• **Work request**:
Give the following records again in full and without alteration.

Segment Start: Input data

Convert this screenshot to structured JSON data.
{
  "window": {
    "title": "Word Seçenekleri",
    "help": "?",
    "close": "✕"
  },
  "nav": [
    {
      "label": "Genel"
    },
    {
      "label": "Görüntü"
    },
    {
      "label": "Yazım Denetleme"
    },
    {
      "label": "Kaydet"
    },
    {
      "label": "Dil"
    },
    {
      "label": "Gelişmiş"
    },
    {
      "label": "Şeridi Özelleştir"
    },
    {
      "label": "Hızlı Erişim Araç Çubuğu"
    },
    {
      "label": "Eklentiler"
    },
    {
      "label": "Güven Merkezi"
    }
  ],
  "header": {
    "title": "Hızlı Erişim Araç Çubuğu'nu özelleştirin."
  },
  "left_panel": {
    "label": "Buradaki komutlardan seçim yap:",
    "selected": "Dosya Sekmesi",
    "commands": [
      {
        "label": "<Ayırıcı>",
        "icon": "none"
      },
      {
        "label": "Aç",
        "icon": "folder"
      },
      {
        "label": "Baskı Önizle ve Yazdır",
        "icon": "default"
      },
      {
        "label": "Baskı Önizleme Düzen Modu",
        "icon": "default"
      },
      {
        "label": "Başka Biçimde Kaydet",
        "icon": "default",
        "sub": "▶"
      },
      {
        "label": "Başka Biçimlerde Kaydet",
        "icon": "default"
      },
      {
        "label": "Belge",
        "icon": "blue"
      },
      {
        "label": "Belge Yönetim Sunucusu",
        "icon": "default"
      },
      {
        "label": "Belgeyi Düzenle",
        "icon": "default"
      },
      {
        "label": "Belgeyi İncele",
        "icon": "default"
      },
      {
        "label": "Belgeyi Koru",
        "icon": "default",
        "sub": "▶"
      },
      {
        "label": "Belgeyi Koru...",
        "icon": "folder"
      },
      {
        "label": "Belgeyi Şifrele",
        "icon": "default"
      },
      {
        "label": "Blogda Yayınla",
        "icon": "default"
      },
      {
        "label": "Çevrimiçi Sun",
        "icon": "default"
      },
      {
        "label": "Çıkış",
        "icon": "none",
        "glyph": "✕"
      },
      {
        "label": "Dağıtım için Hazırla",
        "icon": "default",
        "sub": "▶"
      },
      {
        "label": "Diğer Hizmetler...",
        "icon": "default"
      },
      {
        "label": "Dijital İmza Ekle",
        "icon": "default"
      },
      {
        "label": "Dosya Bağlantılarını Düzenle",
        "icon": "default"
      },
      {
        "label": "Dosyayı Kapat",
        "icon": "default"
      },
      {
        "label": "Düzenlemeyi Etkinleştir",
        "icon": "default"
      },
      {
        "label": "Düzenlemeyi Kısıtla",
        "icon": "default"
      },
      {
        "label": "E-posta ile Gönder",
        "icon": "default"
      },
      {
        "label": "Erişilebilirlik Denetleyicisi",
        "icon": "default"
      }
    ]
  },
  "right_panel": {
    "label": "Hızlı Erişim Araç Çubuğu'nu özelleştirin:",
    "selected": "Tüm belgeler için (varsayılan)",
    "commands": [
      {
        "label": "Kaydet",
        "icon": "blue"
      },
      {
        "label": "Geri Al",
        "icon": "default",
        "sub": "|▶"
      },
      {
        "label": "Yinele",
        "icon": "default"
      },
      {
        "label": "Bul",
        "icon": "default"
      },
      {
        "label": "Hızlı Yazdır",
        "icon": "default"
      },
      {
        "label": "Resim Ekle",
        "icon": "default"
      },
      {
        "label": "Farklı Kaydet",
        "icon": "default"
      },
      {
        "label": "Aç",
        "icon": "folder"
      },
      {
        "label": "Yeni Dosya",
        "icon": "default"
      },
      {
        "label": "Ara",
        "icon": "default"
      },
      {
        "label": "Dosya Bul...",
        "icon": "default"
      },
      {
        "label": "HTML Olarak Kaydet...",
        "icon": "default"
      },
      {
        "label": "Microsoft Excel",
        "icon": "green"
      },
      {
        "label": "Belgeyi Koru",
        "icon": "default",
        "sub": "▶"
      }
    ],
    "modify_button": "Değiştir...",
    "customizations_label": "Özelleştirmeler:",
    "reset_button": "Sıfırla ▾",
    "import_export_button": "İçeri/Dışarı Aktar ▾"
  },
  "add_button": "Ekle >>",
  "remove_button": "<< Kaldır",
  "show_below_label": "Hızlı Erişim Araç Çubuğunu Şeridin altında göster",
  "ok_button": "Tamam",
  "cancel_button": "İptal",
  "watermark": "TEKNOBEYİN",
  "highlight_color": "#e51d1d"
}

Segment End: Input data

• **Response to this task**:
Convert this screenshot to structured JSON data.
{
  "window": {
    "title": "Word Seçenekleri",
    "help": "?",
    "close": "✕"
  },
  "nav": [
    {
      "label": "Genel"
    },
    {
      "label": "Görüntü"
    },
    {
      "label": "Yazım Denetleme"
    },
    {
      "label": "Kaydet"
    },
    {
      "label": "Dil"
    },
    {
      "label": "Gelişmiş"
    },
    {
      "label": "Şeridi Özelleştir"
    },
    {
      "label": "Hızlı Erişim Araç Çubuğu"
    },
    {
      "label": "Eklentiler"
    },
    {
      "label": "Güven Merkezi"
    }
  ],
  "header": {
    "title": "Hızlı Erişim Araç Çubuğu'nu özelleştirin."
  },
  "left_panel": {
    "label": "Buradaki komutlardan seçim yap:",
    "selected": "Dosya Sekmesi",
    "commands": [
      {
        "label": "<Ayırıcı>",
        "icon": "none"
      },
      {
        "label": "Aç",
        "icon": "folder"
      },
      {
        "label": "Baskı Önizle ve Yazdır",
        "icon": "default"
      },
      {
        "label": "Baskı Önizleme Düzen Modu",
        "icon": "default"
      },
      {
        "label": "Başka Biçimde Kaydet",
        "icon": "default",
        "sub": "▶"
      },
      {
        "label": "Başka Biçimlerde Kaydet",
        "icon": "default"
      },
      {
        "label": "Belge",
        "icon": "blue"
      },
      {
        "label": "Belge Yönetim Sunucusu",
        "icon": "default"
      },
      {
        "label": "Belgeyi Düzenle",
        "icon": "default"
      },
      {
        "label": "Belgeyi İncele",
        "icon": "default"
      },
      {
        "label": "Belgeyi Koru",
        "icon": "default",
        "sub": "▶"
      },
      {
        "label": "Belgeyi Koru...",
        "icon": "folder"
      },
      {
        "label": "Belgeyi Şifrele",
        "icon": "default"
      },
      {
        "label": "Blogda Yayınla",
        "icon": "default"
      },
      {
        "label": "Çevrimiçi Sun",
        "icon": "default"
      },
      {
        "label": "Çıkış",
        "icon": "none",
        "glyph": "✕"
      },
      {
        "label": "Dağıtım için Hazırla",
        "icon": "default",
        "sub": "▶"
      },
      {
        "label": "Diğer Hizmetler...",
        "icon": "default"
      },
      {
        "label": "Dijital İmza Ekle",
        "icon": "default"
      },
      {
        "label": "Dosya Bağlantılarını Düzenle",
        "icon": "default"
      },
      {
        "label": "Dosyayı Kapat",
        "icon": "default"
      },
      {
        "label": "Düzenlemeyi Etkinleştir",
        "icon": "default"
      },
      {
        "label": "Düzenlemeyi Kısıtla",
        "icon": "default"
      },
      {
        "label": "E-posta ile Gönder",
        "icon": "default"
      },
      {
        "label": "Erişilebilirlik Denetleyicisi",
        "icon": "default"
      }
    ]
  },
  "right_panel": {
    "label": "Hızlı Erişim Araç Çubuğu'nu özelleştirin:",
    "selected": "Tüm belgeler için (varsayılan)",
    "commands": [
      {
        "label": "Kaydet",
        "icon": "blue"
      },
      {
        "label": "Geri Al",
        "icon": "default",
        "sub": "|▶"
      },
      {
        "label": "Yinele",
        "icon": "default"
      },
      {
        "label": "Bul",
        "icon": "default"
      },
      {
        "label": "Hızlı Yazdır",
        "icon": "default"
      },
      {
        "label": "Resim Ekle",
        "icon": "default"
      },
      {
        "label": "Farklı Kaydet",
        "icon": "default"
      },
      {
        "label": "Aç",
        "icon": "folder"
      },
      {
        "label": "Yeni Dosya",
        "icon": "default"
      },
      {
        "label": "Ara",
        "icon": "default"
      },
      {
        "label": "Dosya Bul...",
        "icon": "default"
      },
      {
        "label": "HTML Olarak Kaydet...",
        "icon": "default"
      },
      {
        "label": "Microsoft Excel",
        "icon": "green"
      },
      {
        "label": "Belgeyi Koru",
        "icon": "default",
        "sub": "▶"
      }
    ],
    "modify_button": "Değiştir...",
    "customizations_label": "Özelleştirmeler:",
    "reset_button": "Sıfırla ▾",
    "import_export_button": "İçeri/Dışarı Aktar ▾"
  },
  "add_button": "Ekle >>",
  "remove_button": "<< Kaldır",
  "show_below_label": "Hızlı Erişim Araç Çubuğunu Şeridin altında göster",
  "ok_button": "Tamam",
  "cancel_button": "İptal",
  "watermark": "TEKNOBEYİN",
  "highlight_color": "#e51d1d"
}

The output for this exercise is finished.